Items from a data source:

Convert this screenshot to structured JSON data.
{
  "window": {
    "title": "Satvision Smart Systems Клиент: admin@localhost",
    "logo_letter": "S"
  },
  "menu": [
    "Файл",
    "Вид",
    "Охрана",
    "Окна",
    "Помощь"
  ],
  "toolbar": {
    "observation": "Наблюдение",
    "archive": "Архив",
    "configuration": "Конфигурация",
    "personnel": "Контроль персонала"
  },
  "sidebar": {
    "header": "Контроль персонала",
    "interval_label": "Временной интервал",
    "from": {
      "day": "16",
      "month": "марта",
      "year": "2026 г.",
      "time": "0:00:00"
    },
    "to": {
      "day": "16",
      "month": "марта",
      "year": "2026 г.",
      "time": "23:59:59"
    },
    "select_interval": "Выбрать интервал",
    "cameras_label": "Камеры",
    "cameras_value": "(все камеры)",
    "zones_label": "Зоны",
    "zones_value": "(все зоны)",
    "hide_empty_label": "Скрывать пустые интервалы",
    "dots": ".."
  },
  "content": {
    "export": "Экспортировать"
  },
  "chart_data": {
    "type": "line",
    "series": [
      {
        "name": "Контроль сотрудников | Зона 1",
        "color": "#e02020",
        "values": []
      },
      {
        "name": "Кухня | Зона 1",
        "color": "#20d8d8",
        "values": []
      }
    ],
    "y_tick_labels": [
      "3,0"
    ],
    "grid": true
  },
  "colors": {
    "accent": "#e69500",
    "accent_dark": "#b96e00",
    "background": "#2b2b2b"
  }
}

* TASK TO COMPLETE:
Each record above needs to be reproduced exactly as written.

* RESPONSE:
Convert this screenshot to structured JSON data.
{
  "window": {
    "title": "Satvision Smart Systems Клиент: admin@localhost",
    "logo_letter": "S"
  },
  "menu": [
    "Файл",
    "Вид",
    "Охрана",
    "Окна",
    "Помощь"
  ],
  "toolbar": {
    "observation": "Наблюдение",
    "archive": "Архив",
    "configuration": "Конфигурация",
    "personnel": "Контроль персонала"
  },
  "sidebar": {
    "header": "Контроль персонала",
    "interval_label": "Временной интервал",
    "from": {
      "day": "16",
      "month": "марта",
      "year": "2026 г.",
      "time": "0:00:00"
    },
    "to": {
      "day": "16",
      "month": "марта",
      "year": "2026 г.",
      "time": "23:59:59"
    },
    "select_interval": "Выбрать интервал",
    "cameras_label": "Камеры",
    "cameras_value": "(все камеры)",
    "zones_label": "Зоны",
    "zones_value": "(все зоны)",
    "hide_empty_label": "Скрывать пустые интервалы",
    "dots": ".."
  },
  "content": {
    "export": "Экспортировать"
  },
  "chart_data": {
    "type": "line",
    "series": [
      {
        "name": "Контроль сотрудников | Зона 1",
        "color": "#e02020",
        "values": []
      },
      {
        "name": "Кухня | Зона 1",
        "color": "#20d8d8",
        "values": []
      }
    ],
    "y_tick_labels": [
      "3,0"
    ],
    "grid": true
  },
  "colors": {
    "accent": "#e69500",
    "accent_dark": "#b96e00",
    "background": "#2b2b2b"
  }
}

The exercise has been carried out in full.